Against such a stark reality, other games have tried to effectively make the plight known of modern slavery and trafficking in addition to tackling the slavery of the United States. One of the most recognizable games that was set during the peak of colonial expansion into the New World was Assassin’s Creed III: Liberation which debuted on the PlayStation Vita before receiving an HD release as Assassin’s Creed: Liberation dropping the “III” association on the Xbox 360 and PlayStation 3. Set in New Orleans, the player was given control over a young woman named Aveline de Grandpré, the child of a French merchant and an African mother under a plaçage marriage.

Other notable games which have addressed the emotions of the slave trade during the Civil War era include Thralled, an iOS scroller with puzzle elements that focused on a Brazilian runaway slave named Isaura with baby in tow. Since many gamers will never know the potential horrors that come with being slaves to abusive and vile masters, the developers opted to use the bond between mother and child being pursued by a darkness which is a more easily recognized bond between player and game. The results, according to Polygon were tear jerking.


In the fall of 2011, a video was produced with the intention of viral exposure that promoted a fictional game called “Slavery – The Game.” You can watch the original YouTube video here, but be warned it will likely be extremely offensive to you . . . which was the point. As a project from the Dutch public broadcaster NTR, the idea was to bring awareness of both the past and present consequences of slavery.

Where does Irony Interactive fit into this with its Kickstarter game, Slave Driver? Going strictly by the language on the Kickstarter page, there is nothing here that addresses the obviously touchy, if not controversial, mechanic of whipping slaves to death as a means of base building in an RTS game.

The aspect of using slaves is not addressed until half way down the page where the mechanics of the game are being described. Slaves are detailed as a simple work unit that will perform the basic tasks more quickly more you whip them. If you whip them too hard however, they will likely die. The “hashness” is one of the variables the player will have to manage in the labor camps in order to balance productivity.

This is all covered in exactly two sentences.

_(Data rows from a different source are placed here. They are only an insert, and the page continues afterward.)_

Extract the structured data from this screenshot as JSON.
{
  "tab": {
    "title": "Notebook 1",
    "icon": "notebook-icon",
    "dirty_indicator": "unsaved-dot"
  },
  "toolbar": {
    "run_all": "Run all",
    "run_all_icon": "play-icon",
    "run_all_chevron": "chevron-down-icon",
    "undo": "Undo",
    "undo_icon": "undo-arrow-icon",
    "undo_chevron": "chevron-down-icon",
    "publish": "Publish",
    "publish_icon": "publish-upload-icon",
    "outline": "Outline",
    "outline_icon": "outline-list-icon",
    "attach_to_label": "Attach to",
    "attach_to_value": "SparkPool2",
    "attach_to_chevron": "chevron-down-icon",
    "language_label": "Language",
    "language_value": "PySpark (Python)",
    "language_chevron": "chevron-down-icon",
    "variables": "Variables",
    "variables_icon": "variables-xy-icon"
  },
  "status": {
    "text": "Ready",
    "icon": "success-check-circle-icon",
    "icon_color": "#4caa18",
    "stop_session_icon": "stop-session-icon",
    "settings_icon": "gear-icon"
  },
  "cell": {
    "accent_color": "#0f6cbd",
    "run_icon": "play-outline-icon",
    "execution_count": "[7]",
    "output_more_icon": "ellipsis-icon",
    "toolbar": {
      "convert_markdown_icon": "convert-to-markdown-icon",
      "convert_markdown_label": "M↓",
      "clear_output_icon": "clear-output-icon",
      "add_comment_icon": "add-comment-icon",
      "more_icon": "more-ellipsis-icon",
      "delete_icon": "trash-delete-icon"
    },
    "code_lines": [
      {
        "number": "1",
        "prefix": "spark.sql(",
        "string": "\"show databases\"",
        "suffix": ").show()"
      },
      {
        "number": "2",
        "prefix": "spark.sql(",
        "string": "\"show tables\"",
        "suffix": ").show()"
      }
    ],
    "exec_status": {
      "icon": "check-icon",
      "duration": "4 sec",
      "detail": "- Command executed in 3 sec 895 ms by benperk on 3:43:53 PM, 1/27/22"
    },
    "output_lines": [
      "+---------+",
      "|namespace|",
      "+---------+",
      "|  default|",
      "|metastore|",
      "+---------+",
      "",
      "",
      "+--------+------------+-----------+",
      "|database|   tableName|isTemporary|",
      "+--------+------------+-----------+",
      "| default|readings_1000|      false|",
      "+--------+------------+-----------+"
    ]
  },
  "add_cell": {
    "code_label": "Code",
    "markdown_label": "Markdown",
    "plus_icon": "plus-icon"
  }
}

The remainder of the page is dedicated to describing the retro art style, the overall game mechanics and pitching to the gamer’s inner sound track of “Everybody Wants To Rule The World.” Under the “Risks and Challenges” section of the Kickstarter page for Slave Driver the biggest challenge isn’t to strike a balance of using slaves as a narrative device in communicating the brutality of chattel slavery, but rather the difficulty of multiplayer.

The game certainly looks and feels like an old school real time strategy game, but the use of slaves as a work unit is a questionable choice at best, downright offensive at worst. While there is no law that says a game must have a poignant narrative or mechanic that makes the gamer think about the real world, the associations are still made in the mind of the player. And associations for the sake of a game mechanic seems to be in pretty poor taste.



About the Author:

Jonathan Clauson started as an on-air producer and on-air talent for Clear Channel Radio. He graduated from Full Sail University and moved into marketing for EA Tiburon. He is currently the News Editor and Podcast producer for both GameChurch and Christ and Pop Culture.

  • M. Joshua Cauller

    Well fleshed-out piece on the subject. Good Thralled tie-in. And didn’t know a thing about the Islamic Republic of Mauritania until you said something.